A man was there by the name of Zacchaeus; he was a chief tax collector and was wealthy. He wanted to see who Jesus was, but because he was short he could not see over the crowd. So he ran ahead and climbed a sycamore-fig tree to see him, since Jesus was coming that way.
When Jesus reached the spot, he looked up and said to him, “Zacchaeus, come down immediately. I must stay at your house today.” So he came down at once and welcomed him gladly.
All the people saw this and began to mutter, “He has gone to be the guest of a sinner.”
But Zacchaeus stood up and said to the Lord, “Look, Lord! Here and now I give half of my possessions to the poor, and if I have cheated anybody out of anything, I will pay back four times the amount.”
Jesus said to him, “Today salvation has come to this house, because this man, too, is a son of Abraham. For the Son of Man came to seek and to save the lost.
Mission fields come in all shapes and sizes. Some are far away; others are our own backyards. Some involve those who have obvious needs; others involve those whose needs are hidden. Yet, Christ calls us to reach out to all people in his name.
Alana Walker Carpenter of Yorkminster Park Baptist Church, Toronto, has a unique calling—a ministry to the often-affluent business leaders on Bay Street, Toronto, and beyond. For some of us, this presents a challenge because it’s easy to look at the exterior of the affluent: the expensive suit, the fancy car, the big house. It’s easy to look at those things and imagine, “If only I had those things, I would be happy.” But even the Beatles knew that you can’t buy love… and you can’t fill your soul up with stuff. The well-dressed lawyer may be struggling with the end of a marriage. The banker may wrestle with addiction just as much as the homeless person he passes on the street. All of them are made in the image of God.

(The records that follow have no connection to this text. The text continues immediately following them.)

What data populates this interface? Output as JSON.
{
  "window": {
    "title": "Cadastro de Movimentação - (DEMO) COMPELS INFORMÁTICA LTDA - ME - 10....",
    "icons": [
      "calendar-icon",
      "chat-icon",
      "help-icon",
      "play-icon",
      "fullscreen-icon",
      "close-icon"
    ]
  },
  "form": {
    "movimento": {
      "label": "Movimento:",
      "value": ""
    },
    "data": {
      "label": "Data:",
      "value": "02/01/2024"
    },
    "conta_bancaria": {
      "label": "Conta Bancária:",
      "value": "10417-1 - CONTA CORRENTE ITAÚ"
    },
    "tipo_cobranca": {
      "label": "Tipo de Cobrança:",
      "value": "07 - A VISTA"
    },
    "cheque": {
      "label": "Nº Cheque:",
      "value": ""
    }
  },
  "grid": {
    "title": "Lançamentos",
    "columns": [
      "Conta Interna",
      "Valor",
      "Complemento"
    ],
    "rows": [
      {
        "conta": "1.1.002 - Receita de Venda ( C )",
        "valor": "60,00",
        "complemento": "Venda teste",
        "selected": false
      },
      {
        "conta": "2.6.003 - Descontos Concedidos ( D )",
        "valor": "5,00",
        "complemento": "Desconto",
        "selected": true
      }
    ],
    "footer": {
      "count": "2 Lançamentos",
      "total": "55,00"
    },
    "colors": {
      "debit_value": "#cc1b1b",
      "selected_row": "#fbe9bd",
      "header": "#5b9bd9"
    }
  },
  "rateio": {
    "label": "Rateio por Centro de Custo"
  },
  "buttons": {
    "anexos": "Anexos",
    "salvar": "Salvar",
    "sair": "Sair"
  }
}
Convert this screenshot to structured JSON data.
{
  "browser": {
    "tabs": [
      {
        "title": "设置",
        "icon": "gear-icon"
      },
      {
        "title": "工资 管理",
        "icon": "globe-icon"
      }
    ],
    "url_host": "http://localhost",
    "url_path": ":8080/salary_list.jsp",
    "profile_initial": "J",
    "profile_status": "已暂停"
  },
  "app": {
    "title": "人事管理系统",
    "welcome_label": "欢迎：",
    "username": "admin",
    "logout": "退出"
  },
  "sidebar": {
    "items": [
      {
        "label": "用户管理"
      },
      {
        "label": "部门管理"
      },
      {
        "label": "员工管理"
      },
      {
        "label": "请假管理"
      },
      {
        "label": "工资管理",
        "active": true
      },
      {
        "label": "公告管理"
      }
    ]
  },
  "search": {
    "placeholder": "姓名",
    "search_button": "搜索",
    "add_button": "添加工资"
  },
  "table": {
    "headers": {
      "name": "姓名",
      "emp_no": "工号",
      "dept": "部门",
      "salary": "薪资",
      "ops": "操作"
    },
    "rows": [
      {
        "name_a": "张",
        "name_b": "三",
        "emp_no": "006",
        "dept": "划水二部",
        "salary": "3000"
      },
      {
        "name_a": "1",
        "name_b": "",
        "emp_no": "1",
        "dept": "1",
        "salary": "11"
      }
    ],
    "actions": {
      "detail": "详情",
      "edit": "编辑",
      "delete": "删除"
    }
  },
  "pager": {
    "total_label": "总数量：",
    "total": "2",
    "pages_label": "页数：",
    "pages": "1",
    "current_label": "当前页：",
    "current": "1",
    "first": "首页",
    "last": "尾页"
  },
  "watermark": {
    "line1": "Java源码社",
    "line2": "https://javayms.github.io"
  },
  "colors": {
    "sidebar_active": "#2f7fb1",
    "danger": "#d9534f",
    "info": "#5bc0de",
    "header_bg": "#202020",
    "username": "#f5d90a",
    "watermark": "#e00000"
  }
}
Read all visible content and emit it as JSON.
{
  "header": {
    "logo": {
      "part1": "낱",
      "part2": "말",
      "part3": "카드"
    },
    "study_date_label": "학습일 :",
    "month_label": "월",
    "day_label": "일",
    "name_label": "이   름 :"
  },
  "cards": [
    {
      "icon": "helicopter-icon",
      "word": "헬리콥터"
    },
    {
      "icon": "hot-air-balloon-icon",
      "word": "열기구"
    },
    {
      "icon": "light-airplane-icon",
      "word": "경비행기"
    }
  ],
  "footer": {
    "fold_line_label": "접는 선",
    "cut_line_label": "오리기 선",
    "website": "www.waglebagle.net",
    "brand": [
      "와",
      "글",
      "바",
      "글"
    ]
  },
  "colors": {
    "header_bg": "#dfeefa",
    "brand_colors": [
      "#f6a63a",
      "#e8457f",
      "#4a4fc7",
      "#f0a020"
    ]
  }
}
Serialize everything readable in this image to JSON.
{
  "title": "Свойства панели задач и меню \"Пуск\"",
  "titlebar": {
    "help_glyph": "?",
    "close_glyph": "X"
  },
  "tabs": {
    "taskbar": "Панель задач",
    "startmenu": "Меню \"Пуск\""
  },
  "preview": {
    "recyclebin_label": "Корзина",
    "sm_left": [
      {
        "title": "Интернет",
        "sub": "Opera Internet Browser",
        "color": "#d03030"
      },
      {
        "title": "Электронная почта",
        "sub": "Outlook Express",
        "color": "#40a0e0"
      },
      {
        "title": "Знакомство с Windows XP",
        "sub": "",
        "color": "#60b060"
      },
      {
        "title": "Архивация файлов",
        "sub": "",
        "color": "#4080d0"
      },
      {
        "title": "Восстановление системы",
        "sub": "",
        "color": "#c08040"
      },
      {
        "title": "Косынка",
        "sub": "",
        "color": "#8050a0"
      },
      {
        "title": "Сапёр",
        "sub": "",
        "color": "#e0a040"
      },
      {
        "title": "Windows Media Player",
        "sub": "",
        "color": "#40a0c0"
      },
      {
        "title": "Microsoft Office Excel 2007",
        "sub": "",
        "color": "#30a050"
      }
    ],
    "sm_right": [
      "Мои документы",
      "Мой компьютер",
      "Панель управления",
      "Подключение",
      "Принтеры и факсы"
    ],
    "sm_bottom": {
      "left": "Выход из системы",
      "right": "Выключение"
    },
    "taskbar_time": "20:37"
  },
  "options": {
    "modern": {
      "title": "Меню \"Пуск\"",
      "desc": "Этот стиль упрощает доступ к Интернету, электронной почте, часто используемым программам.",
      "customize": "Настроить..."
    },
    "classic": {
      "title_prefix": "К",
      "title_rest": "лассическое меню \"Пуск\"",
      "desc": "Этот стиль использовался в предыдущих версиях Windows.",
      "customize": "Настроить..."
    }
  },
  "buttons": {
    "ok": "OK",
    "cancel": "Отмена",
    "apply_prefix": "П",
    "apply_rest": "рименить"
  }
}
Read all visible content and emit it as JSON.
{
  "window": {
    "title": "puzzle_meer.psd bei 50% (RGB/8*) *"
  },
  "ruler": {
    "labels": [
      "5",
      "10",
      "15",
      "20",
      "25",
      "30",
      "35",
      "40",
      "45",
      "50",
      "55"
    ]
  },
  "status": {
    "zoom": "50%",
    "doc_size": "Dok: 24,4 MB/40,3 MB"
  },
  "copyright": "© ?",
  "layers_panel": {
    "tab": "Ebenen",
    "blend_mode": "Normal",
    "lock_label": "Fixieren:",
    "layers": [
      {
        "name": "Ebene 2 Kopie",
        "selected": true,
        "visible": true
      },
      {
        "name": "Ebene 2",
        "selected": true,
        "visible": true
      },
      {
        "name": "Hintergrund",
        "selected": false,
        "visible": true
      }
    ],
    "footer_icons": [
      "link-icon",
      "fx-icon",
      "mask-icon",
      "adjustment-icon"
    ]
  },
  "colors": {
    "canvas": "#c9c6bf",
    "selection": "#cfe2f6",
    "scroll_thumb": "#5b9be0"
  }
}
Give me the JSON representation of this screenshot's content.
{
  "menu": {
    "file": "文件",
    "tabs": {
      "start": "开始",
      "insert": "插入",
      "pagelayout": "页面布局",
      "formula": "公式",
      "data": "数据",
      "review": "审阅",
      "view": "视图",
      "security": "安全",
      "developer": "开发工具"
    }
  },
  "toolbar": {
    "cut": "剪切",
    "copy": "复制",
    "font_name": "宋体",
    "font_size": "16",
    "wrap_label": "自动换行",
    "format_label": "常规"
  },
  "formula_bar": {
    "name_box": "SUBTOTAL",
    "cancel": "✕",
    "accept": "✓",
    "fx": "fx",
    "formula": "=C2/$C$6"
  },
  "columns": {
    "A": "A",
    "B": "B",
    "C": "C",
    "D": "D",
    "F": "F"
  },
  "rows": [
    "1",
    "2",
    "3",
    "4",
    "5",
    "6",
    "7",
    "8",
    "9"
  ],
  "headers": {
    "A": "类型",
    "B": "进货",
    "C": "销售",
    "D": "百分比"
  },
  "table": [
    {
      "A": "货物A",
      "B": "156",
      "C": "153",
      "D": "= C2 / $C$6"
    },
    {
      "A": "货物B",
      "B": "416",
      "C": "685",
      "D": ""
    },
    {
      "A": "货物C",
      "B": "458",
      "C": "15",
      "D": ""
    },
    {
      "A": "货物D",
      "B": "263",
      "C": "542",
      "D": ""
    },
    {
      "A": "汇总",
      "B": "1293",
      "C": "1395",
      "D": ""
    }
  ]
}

That’s where Intriciti comes in. Through Intriciti, Alana is living out her dedication to encouraging Christians in the business community to live out their faith where they are—to be fully followers of Jesus whether they are in their churches or corner offices. Over the decades, many churches have seen a steady decline in the numbers of people coming through their doors. Offices have not. People stream through their doors faithfully not just once a week, but every morning, eyes glued to smart phones, calendars bursting with meetings and deadlines. Missionaries in the workplace have no shortage of people to care for.
“People want to be known for who they are, not what they have,” says Alana. There is a longing in all of us to be connected with God. “There is poverty of spirit and poverty of possession.”
For her, reaching out to those whose marriages are falling apart, whose health is failing or even who are dealing with the death of loved ones is a privilege. And providing a safe space for the business community to come, to pray and to take steps to bring themselves and others closer to God is imperative.
“People have losses here too. Dreams, relationships, jobs… Grief is a journey,” says Alana.
Looking out her office window are the glass towers of downtown Toronto, a collection of offices and condominiums. Alana’s hope is that by building connections between people who live and work in those spaces, she can develop a vibrant community of faith where many least expect it. It is letting the light of Christ into many of the places that it rarely gets to shine. It is encouraging people of influence to walk more firmly in their faith, to partner with each other and with other people and organizations that need their skills and ultimately, to welcome more people who desperately need the love of Jesus into his kingdom.